With these reminders all about us, there ought to be something that we do with knowing our end is coming. We can choose to ignore these reminders and live on as if nothing will ever happen to us and then one day it will. Ready or not, it will. We can become angry and bitter because of these things. Or, spiritually, we can use these reminders from God to help us prepare for the eternal. We do not last here. There is an end. But it is not the end of us. We will live on. That's the value in these reminders. It helps us to shape our hearts and walk closer to the Lord. They remind us to use our time wisely. They help us to make a difference in the lives of others.
Knowing the end will come someday, what needs to be done? Have you thought about that? Do you want to think about that?
There are some things you can do financially that will help your family when your end comes. Get a will. Write out instructions about what you want done at your death. Get your important papers in one place and then let others know where they are.
With the end in mind, connect with the Lord. Pray. Read His word. Become what He wants you to be. Be a spiritual person. Be ready, as the parable of the wise and foolish virgins tells us. Get rid of the secret sins in your life. Be transparent with God. He already knows. Stand pure and holy before the Lord.
With the end in mind, get about doing the things that really matter. Maybe you have tossed around the idea of serving as a shepherd or a deacon in God's church. Do it. Maybe you have always thought about teaching a class. Do it. It's time to start doing and stop just thinking about things. The end will come. Every cemetery is filled with those who never got about doing what they wanted to. Fear, too busy right now, not sure, has kept many boats tied up to the dock. Spiritually, far too many churches have men who could do more in the kingdom if they understood their end. Why not? Why not now? If not now, when? There may not be a better time than now.

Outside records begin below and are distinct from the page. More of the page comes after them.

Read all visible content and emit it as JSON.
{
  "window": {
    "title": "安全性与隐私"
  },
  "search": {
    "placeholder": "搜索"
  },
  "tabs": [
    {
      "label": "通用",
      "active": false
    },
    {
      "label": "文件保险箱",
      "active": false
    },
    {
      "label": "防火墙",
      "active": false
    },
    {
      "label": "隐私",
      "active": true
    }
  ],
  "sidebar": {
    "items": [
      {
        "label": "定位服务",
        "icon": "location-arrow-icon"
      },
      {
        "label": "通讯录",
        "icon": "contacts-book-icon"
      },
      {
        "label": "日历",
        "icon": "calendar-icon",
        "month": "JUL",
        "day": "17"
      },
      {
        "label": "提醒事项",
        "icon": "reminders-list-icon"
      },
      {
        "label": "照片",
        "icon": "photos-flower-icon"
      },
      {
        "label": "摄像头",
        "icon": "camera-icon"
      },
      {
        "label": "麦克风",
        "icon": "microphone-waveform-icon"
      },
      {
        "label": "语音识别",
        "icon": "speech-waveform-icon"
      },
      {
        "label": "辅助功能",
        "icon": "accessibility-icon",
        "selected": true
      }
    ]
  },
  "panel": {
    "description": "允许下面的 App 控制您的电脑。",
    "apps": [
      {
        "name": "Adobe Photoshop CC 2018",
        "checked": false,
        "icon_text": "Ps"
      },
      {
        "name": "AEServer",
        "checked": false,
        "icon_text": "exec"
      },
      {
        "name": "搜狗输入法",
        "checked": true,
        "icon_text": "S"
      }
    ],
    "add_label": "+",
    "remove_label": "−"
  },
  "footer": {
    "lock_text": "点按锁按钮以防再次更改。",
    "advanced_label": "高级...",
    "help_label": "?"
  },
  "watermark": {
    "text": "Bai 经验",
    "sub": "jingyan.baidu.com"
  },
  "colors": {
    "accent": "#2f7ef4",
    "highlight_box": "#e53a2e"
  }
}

With the end in mind, speak what needs to be said. Say it kindly and with gentleness, but say it. Say what needs to be said to your family. Say what needs to be said to your co-workers. Say what needs to be said to your brethren. Don't be ugly. Don't be rude. But, likewise, don't be quiet and still. Are your teens dating questionable people? When do you plan to say something? At their wedding? It will be too late. Afraid they will get mad at you and blow up? What will happen when two years into the marriage, they begin talking about a divorce? Say something. Got a loud mouth at work who thinks he knows everything about everything, especially, the Bible and God. His constant rants are usually off base and without any evidence. Say something. Got a church member who is always complaining and always negative. They forget to count their blessings. Say something. It's easy, afterwards, for someone to proclaim, "I just knew that marriage wasn't going to make it." Then, why didn't you say something? Got someone who is heading down a dangerous road with this thoughts, say something. The time will come when you won't be able to say anything. This is something we preachers need to think about. Dump some of those nice pretty sermons and say what really needs to be said. Say it kindly. Say it helpfully. Say it Scripturally. But, please, say it.
Lord, help us to know our end. The whispers of eternity.Roger Shouse